Little did I know that fifty years later, one of my friends would be touring the world, singing with that same Engelbert Humperdinck.
On July 24 we paid a visit to Sandringham Palace, the Queen's private residence. Alas, not to see the queen; the building wasn't even open. We enjoyed her gardens, however, and had a picnic. We arrived back at camp in time to watch the astronauts return to earth.
Watched astronauts come on board ship. Laurie and I threw an Apollo victory party just after a TV review of all Apollo. Mrs. B. provided drinks (7-Up and Coke); Laurie, Kathy M., and I bought goodies, and nearly everyone who came brought something. We ate and sang and took pictures.

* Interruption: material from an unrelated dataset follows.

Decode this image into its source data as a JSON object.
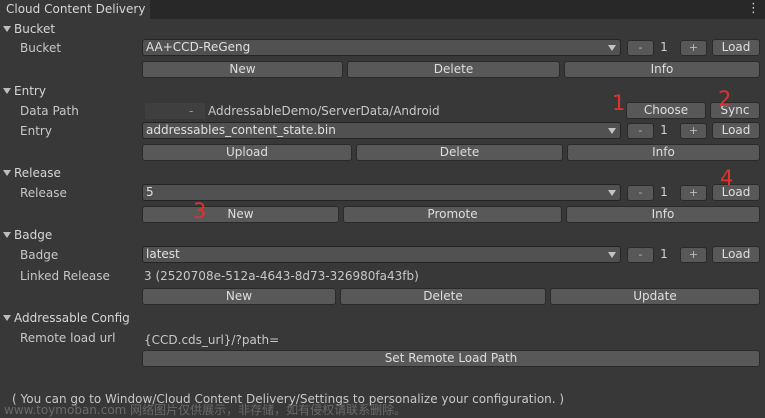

Even though I didn't experience as much of the historic moon landing coverage as I would have liked, the timing could not have been better for where we were in our trip. We missed very few of the major events, and it was a great week to be an American in Europe.
"Ate and sang and took pictures"—I guess that's been my favorite way to celebrate for at least half a century.
On July 19 our touring Girl Scout group had left London and a madcap sightseeing itinerary behind and settled into a hostel of sorts at Hemsby Beach in Yarmouth, England. July 20 was a day of rest and recreation for us, for which I was grateful, as there was a television set in the camp on which we were able to watch the Apollo 11 moon landing. Not well, because it was a small TV, almost certainly black and white, and the room was packed—but we saw it.
My journal tells me just those bare facts, because I poured my stream-of-consciousness "live" reactions into a letter that I sent to my family. It's possible I have that letter somewhere, and if so I hope to unearth it in my lifetime. But sadly, that time is not now. As a long-time science student and science fiction fan, with grandparents who lived in Daytona Beach and an uncle who worked as part of the space program, this was a big moment for me. I'm glad my once-in-a-lifetime (or so I thought) trip to Europe didn't cut me off completely from the joys and triumphs of the moon landing.
Mrs. B. made us all go back to our rooms at midnight, so I was once again grateful to have my contraband radio. Several of us huddled together in the tiny, one-room "chalet" I shared with my friend Laurie, and stayed up all night following the coverage so as not to miss Neil Armstrong's first step onto the moon.